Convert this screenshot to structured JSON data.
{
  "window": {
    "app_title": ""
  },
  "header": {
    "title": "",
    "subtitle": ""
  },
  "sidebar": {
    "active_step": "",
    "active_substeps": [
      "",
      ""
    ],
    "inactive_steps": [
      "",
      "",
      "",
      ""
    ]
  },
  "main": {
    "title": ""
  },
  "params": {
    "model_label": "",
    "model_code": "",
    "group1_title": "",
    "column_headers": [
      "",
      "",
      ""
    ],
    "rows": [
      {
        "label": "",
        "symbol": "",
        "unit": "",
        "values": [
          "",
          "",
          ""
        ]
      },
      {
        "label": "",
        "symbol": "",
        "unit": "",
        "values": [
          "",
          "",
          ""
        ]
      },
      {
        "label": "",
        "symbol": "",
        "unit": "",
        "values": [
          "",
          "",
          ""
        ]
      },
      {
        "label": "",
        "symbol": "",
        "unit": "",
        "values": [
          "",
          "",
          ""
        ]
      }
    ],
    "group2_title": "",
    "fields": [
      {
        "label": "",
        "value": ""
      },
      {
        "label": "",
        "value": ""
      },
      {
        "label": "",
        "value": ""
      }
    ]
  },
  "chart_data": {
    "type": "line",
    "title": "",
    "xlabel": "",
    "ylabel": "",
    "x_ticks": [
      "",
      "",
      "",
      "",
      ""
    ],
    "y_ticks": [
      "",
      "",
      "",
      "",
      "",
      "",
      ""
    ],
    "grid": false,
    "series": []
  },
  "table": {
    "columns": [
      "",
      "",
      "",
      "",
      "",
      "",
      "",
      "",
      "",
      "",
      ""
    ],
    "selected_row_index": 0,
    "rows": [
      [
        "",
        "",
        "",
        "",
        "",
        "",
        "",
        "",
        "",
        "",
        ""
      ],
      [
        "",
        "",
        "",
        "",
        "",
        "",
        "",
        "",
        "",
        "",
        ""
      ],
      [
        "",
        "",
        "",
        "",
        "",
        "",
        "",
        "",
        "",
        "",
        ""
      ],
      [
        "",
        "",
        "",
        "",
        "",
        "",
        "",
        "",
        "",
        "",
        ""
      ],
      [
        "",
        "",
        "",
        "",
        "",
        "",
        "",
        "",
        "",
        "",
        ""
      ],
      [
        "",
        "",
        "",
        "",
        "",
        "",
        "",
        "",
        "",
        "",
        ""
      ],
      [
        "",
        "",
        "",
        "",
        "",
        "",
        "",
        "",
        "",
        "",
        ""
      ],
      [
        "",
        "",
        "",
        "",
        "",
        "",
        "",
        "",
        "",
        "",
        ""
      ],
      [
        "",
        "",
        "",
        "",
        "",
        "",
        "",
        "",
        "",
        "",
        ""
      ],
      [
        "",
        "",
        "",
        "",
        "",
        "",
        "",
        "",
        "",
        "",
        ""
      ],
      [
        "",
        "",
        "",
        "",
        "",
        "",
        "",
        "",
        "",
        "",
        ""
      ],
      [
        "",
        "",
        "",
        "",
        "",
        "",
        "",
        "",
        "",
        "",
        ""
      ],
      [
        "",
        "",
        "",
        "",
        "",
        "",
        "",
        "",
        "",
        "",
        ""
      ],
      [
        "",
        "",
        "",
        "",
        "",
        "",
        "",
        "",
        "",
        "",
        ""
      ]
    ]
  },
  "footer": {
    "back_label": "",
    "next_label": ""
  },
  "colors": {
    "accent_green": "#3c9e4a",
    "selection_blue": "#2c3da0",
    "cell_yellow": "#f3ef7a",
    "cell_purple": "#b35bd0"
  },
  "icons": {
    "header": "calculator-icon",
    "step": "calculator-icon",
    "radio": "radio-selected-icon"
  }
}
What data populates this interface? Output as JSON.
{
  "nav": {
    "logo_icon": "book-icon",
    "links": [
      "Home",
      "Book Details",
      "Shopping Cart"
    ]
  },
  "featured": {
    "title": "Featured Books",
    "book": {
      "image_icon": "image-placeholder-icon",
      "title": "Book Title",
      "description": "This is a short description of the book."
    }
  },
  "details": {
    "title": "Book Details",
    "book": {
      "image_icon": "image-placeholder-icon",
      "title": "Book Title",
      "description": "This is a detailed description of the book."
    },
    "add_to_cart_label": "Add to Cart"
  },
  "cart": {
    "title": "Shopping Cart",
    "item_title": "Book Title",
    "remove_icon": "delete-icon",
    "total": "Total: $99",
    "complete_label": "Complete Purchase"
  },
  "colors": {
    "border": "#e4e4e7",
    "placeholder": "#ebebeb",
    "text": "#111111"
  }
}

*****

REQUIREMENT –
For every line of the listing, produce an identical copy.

RESPONSE –
Convert this screenshot to structured JSON data.
{
  "window": {
    "app_title": ""
  },
  "header": {
    "title": "",
    "subtitle": ""
  },
  "sidebar": {
    "active_step": "",
    "active_substeps": [
      "",
      ""
    ],
    "inactive_steps": [
      "",
      "",
      "",
      ""
    ]
  },
  "main": {
    "title": ""
  },
  "params": {
    "model_label": "",
    "model_code": "",
    "group1_title": "",
    "column_headers": [
      "",
      "",
      ""
    ],
    "rows": [
      {
        "label": "",
        "symbol": "",
        "unit": "",
        "values": [
          "",
          "",
          ""
        ]
      },
      {
        "label": "",
        "symbol": "",
        "unit": "",
        "values": [
          "",
          "",
          ""
        ]
      },
      {
        "label": "",
        "symbol": "",
        "unit": "",
        "values": [
          "",
          "",
          ""
        ]
      },
      {
        "label": "",
        "symbol": "",
        "unit": "",
        "values": [
          "",
          "",
          ""
        ]
      }
    ],
    "group2_title": "",
    "fields": [
      {
        "label": "",
        "value": ""
      },
      {
        "label": "",
        "value": ""
      },
      {
        "label": "",
        "value": ""
      }
    ]
  },
  "chart_data": {
    "type": "line",
    "title": "",
    "xlabel": "",
    "ylabel": "",
    "x_ticks": [
      "",
      "",
      "",
      "",
      ""
    ],
    "y_ticks": [
      "",
      "",
      "",
      "",
      "",
      "",
      ""
    ],
    "grid": false,
    "series": []
  },
  "table": {
    "columns": [
      "",
      "",
      "",
      "",
      "",
      "",
      "",
      "",
      "",
      "",
      ""
    ],
    "selected_row_index": 0,
    "rows": [
      [
        "",
        "",
        "",
        "",
        "",
        "",
        "",
        "",
        "",
        "",
        ""
      ],
      [
        "",
        "",
        "",
        "",
        "",
        "",
        "",
        "",
        "",
        "",
        ""
      ],
      [
        "",
        "",
        "",
        "",
        "",
        "",
        "",
        "",
        "",
        "",
        ""
      ],
      [
        "",
        "",
        "",
        "",
        "",
        "",
        "",
        "",
        "",
        "",
        ""
      ],
      [
        "",
        "",
        "",
        "",
        "",
        "",
        "",
        "",
        "",
        "",
        ""
      ],
      [
        "",
        "",
        "",
        "",
        "",
        "",
        "",
        "",
        "",
        "",
        ""
      ],
      [
        "",
        "",
        "",
        "",
        "",
        "",
        "",
        "",
        "",
        "",
        ""
      ],
      [
        "",
        "",
        "",
        "",
        "",
        "",
        "",
        "",
        "",
        "",
        ""
      ],
      [
        "",
        "",
        "",
        "",
        "",
        "",
        "",
        "",
        "",
        "",
        ""
      ],
      [
        "",
        "",
        "",
        "",
        "",
        "",
        "",
        "",
        "",
        "",
        ""
      ],
      [
        "",
        "",
        "",
        "",
        "",
        "",
        "",
        "",
        "",
        "",
        ""
      ],
      [
        "",
        "",
        "",
        "",
        "",
        "",
        "",
        "",
        "",
        "",
        ""
      ],
      [
        "",
        "",
        "",
        "",
        "",
        "",
        "",
        "",
        "",
        "",
        ""
      ],
      [
        "",
        "",
        "",
        "",
        "",
        "",
        "",
        "",
        "",
        "",
        ""
      ]
    ]
  },
  "footer": {
    "back_label": "",
    "next_label": ""
  },
  "colors": {
    "accent_green": "#3c9e4a",
    "selection_blue": "#2c3da0",
    "cell_yellow": "#f3ef7a",
    "cell_purple": "#b35bd0"
  },
  "icons": {
    "header": "calculator-icon",
    "step": "calculator-icon",
    "radio": "radio-selected-icon"
  }
}
What data populates this interface? Output as JSON.
{
  "nav": {
    "logo_icon": "book-icon",
    "links": [
      "Home",
      "Book Details",
      "Shopping Cart"
    ]
  },
  "featured": {
    "title": "Featured Books",
    "book": {
      "image_icon": "image-placeholder-icon",
      "title": "Book Title",
      "description": "This is a short description of the book."
    }
  },
  "details": {
    "title": "Book Details",
    "book": {
      "image_icon": "image-placeholder-icon",
      "title": "Book Title",
      "description": "This is a detailed description of the book."
    },
    "add_to_cart_label": "Add to Cart"
  },
  "cart": {
    "title": "Shopping Cart",
    "item_title": "Book Title",
    "remove_icon": "delete-icon",
    "total": "Total: $99",
    "complete_label": "Complete Purchase"
  },
  "colors": {
    "border": "#e4e4e7",
    "placeholder": "#ebebeb",
    "text": "#111111"
  }
}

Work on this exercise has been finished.